[Material provided Boundary: Start]
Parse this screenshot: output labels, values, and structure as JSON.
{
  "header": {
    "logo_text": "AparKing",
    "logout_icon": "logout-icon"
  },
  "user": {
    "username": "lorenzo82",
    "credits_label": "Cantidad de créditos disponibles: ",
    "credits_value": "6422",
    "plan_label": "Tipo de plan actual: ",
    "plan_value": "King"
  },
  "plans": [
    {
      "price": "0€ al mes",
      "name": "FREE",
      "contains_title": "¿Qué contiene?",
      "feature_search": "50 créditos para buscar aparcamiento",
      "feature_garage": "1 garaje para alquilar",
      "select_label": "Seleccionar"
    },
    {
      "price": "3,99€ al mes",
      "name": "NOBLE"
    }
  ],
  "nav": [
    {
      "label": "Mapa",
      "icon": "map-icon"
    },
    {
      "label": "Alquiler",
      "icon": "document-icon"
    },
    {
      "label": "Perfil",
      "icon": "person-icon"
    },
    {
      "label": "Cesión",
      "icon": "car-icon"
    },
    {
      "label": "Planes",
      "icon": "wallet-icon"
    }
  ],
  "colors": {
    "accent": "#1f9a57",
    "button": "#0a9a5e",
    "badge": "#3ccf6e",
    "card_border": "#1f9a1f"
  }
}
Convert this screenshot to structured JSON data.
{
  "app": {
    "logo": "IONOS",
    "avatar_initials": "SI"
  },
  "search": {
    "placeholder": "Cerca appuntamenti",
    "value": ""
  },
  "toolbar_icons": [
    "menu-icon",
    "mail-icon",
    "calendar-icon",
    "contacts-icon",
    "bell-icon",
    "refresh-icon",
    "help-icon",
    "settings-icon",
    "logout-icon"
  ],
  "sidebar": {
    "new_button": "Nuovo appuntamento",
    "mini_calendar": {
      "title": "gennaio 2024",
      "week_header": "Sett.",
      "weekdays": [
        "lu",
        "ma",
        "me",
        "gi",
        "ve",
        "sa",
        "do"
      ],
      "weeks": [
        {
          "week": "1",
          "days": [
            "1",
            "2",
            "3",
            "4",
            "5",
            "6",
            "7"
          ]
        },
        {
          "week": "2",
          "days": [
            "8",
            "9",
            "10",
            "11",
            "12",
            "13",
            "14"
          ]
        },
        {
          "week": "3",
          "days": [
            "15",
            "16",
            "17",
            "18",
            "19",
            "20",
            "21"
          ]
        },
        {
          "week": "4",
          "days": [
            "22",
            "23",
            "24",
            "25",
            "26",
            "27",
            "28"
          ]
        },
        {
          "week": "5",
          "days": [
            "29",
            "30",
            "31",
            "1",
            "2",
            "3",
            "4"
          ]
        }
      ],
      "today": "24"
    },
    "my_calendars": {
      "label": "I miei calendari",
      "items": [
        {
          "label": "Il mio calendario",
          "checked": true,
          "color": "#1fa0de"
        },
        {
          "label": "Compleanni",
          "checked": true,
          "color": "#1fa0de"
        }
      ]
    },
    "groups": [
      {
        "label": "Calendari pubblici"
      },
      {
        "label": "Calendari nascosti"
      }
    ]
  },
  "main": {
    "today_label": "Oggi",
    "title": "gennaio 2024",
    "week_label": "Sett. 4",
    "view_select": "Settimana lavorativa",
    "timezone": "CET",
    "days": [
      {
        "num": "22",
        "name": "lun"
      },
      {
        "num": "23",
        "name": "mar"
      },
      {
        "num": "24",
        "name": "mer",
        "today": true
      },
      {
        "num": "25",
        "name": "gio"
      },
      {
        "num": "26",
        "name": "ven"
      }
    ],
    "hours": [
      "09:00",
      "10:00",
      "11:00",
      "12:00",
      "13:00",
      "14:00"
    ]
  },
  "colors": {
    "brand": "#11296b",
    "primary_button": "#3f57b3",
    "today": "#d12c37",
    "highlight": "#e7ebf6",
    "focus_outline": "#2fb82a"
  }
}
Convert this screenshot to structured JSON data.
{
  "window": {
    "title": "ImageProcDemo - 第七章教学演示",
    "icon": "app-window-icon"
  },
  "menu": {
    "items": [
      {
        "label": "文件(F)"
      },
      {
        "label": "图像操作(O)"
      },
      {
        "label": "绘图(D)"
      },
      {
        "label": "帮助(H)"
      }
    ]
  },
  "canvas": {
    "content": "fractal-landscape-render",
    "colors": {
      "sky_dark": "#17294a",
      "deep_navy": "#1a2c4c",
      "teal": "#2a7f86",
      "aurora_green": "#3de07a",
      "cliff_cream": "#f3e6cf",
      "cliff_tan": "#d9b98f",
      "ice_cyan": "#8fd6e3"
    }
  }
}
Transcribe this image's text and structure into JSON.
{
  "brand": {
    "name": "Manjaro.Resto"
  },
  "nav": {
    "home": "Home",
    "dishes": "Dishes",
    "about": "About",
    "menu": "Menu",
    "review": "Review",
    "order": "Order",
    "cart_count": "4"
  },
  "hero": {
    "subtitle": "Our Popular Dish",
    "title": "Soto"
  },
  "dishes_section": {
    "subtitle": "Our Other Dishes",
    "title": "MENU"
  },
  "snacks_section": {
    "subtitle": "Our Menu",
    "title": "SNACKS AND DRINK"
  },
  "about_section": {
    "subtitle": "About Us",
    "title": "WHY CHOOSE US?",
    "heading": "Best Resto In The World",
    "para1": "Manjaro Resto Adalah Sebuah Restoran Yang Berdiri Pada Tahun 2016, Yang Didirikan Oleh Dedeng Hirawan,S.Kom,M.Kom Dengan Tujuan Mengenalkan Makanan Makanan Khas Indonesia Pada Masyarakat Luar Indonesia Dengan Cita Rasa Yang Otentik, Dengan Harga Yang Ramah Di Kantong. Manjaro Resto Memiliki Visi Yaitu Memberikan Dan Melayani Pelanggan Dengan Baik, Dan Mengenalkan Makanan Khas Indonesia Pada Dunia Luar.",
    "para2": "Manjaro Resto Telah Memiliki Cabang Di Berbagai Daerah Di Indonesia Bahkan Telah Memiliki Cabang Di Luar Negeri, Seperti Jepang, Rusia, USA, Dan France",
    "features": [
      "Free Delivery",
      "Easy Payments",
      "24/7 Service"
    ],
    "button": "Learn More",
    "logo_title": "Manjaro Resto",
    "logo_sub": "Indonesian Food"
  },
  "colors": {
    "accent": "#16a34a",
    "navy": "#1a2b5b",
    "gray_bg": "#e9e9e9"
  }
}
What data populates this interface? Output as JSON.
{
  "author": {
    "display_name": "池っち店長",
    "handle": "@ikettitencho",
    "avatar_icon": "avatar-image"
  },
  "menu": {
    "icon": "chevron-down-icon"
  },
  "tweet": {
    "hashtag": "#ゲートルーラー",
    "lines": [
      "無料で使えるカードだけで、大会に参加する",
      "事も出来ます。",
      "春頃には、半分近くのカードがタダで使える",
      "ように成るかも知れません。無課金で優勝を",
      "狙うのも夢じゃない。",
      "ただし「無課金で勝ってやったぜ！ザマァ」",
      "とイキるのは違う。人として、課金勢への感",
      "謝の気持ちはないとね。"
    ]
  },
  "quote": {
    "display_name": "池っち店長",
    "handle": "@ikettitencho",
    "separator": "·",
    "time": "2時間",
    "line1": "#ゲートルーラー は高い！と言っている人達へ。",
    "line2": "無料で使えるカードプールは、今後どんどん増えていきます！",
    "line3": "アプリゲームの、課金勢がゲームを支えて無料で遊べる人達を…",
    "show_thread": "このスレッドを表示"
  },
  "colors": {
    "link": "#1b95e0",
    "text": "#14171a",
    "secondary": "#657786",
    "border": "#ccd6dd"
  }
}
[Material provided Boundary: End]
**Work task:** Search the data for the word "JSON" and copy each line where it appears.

**Exercise output:**
Parse this screenshot: output labels, values, and structure as JSON.
Convert this screenshot to structured JSON data.
Convert this screenshot to structured JSON data.
Transcribe this image's text and structure into JSON.
What data populates this interface? Output as JSON.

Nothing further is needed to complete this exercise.